The lack of reliable data on procedures and clinics in the United States The states – and the possible problems with their frozen ovules and embryos – have contributed to a "regulatory vacuum" river, "says Dov Fox, director of the Center for Legal Policy and Bioethics at the University of San Diego.
" There is almost no regulation or supervision of any kind that directly relates to the prevention of errors like these "said Fox, who is working with one of the plaintiffs in the Cleveland case.
" And it's not just the fertility clinics, it's the sperm banks, egg sellers, subrogation agencies, in All of these areas, we do not know how common are the errors, because there are no reports, there are no monitoring agencies. "
NBC News contacted federal regulatory agencies and organizations that provide accreditation for fertility laboratories . When the NBC News Investigative Unit asked who was ultimately responsible, the majority said it was not them.
The only government agency that told NBC News that it could technically regulate storage tanks is the Food and Drug Administration, or FDA. But because freezers in fertility clinics have not been marketed specifically as medical devices, that's not the case.
Members of the assisted reproduction industry say tank failures like Ohio's would not have been avoided with more regulations.
"The autocomplete tanks still require periodic periodic controls by laboratory personnel to ensure they function properly," said Dr. Alan Penzias, fertility specialist at Boston IVF, an associate professor of obstetrics, gynecology and reproductive biology at Harvard Medical School. , and chair of the practice committee of the American Society for Reproductive Medicine, or ASRM.
"I spoke with staff members in my laboratory who informed me that this is common knowledge."
The fear of lawyers may have played a role in arresting broader reports of prior failures in the US. UU., Says Dr. Mark Jutras, director of laboratory and physician at Advanced Reproductive Concepts in Charlotte, NC.

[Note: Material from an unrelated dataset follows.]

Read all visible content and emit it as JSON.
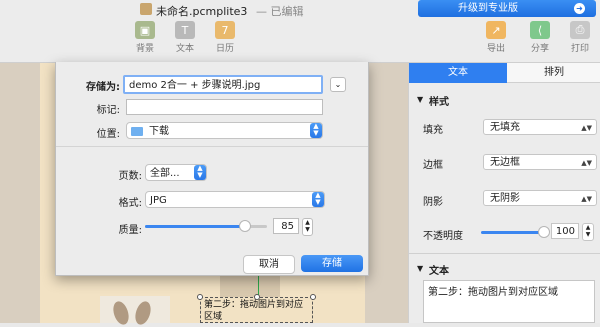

"In general, institutions are flawed and their lawyers will not allow outsiders to analyze the situation to find the root cause of the problem and how it could have been prevented," Jutras said.
That's little consolation for patients who lost their frozen eggs and embryos at the University Hospitals Fertility Center.
"Who else has the tanks?" Wendy Penniman asked. "And how many babies are at risk now while we sit, while we talk?"
The draft of the letter from the University Hospitals told the patients that the facility had obtained another storage tank and that it had planned to move Frozen eggs and embryos to that extra tank and had planned to move frozen eggs and embryos in that extra tank before the weekend of March 3, but that process had not begun when the failure occurred. The fertility center has offered to pay for treatments for any patient who wants them.
The Ellises are considering it. The Pennimans declined the offer.
NBC News repeatedly appealed to the CBS manufacturer and declined to comment. In a user manual obtained by NBC News Medical Unit, the manufacturer devotes a full page to "Best practices recommended in the industry for the safe storage of samples".
In a section titled, "Why do I need a Secondary or backup alarm?", The manufacturer also warns: "Your freezer could malfunction." By having a secondary or backup alarm, you can minimize the possibility of a loss due to to a malfunction. "
Courtney McGee, Jane Weaver, Susan Wagner and collaborator Linda Carroll contributed to this report from NBC News